The most celebrated village of the Southern Rhône, Châteauneuf-du-Pape is the birthplace of the now indispensable French Appellation d’Origine Contrôlée system – imperfect though it may be. Compared to the Northern Rhône, the vineyards here are relatively flat and often feature the iconic galet pebbles – the precise benefits of which are a source of much debate. Minimum alcohol levels required by the AOC are the highest in France, but at 12.5% it is well below the natural generosity of Grenache, which only achieves its full aromatic potential when it is fully ripe and laden with the resultant high sugars. Syrah and Mourvèdre contribute the other defining elements in the blend, adding pepper, savoury spice and structure to the decadent Grenache.
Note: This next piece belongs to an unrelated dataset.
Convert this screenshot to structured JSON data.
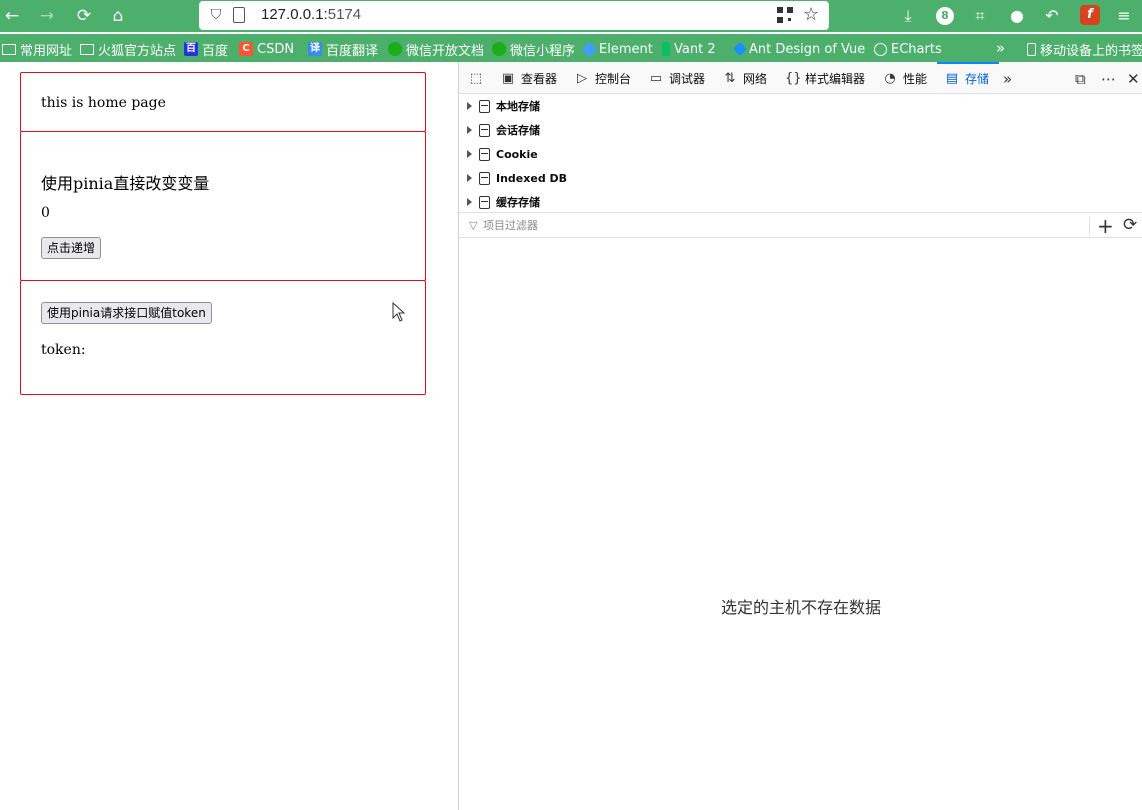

There are a further 10 permitted red grape varieties which can be used to adjust the “seasoning”. Of the five white varieties permitted, it is Grenache Noir’s sibling – predictably perhaps – Grenache Blanc, which dominates, though Roussanne shows a great deal of promise when handled well, notably at Château de Beaucastel.
White Rhône Blend
In the north, the white wines of Hermitage, Crozes-Hermitage, St-Joseph, and St-Péray are produced from blends of Marsanne and Roussanne. Generally Marsanne is the dominant partner and it lends colour, body and weight to the blend, as well as richly scented fruit. Roussanne, a notoriously low yielder and pernickety to grow, produces intensely aromatic wines which contribute bouquet, delicacy and finesse to the blend.
Until about 15 years ago there was very little interest in southern Rhône whites as it was widely believed that the combination of dull non aromatic grapes and the baking summer heat meant quality wine production was nigh impossible. Since then the quality has improved markedly through the introduction of cool fermentation techniques and increased plantings of northern Rhône white grapes.
The base of many blends is still Grenache Blanc, a widely planted variety producing fresh wines with apple-like fruits, often with hints of aniseed. Ugni Blanc is still found in many blends, as is Clairette though their general lack of character and definition has led to a reduction in plantings. The future for southern Rhône whites appears to lie with Roussanne, Marsanne, and, increasingly, Viognier.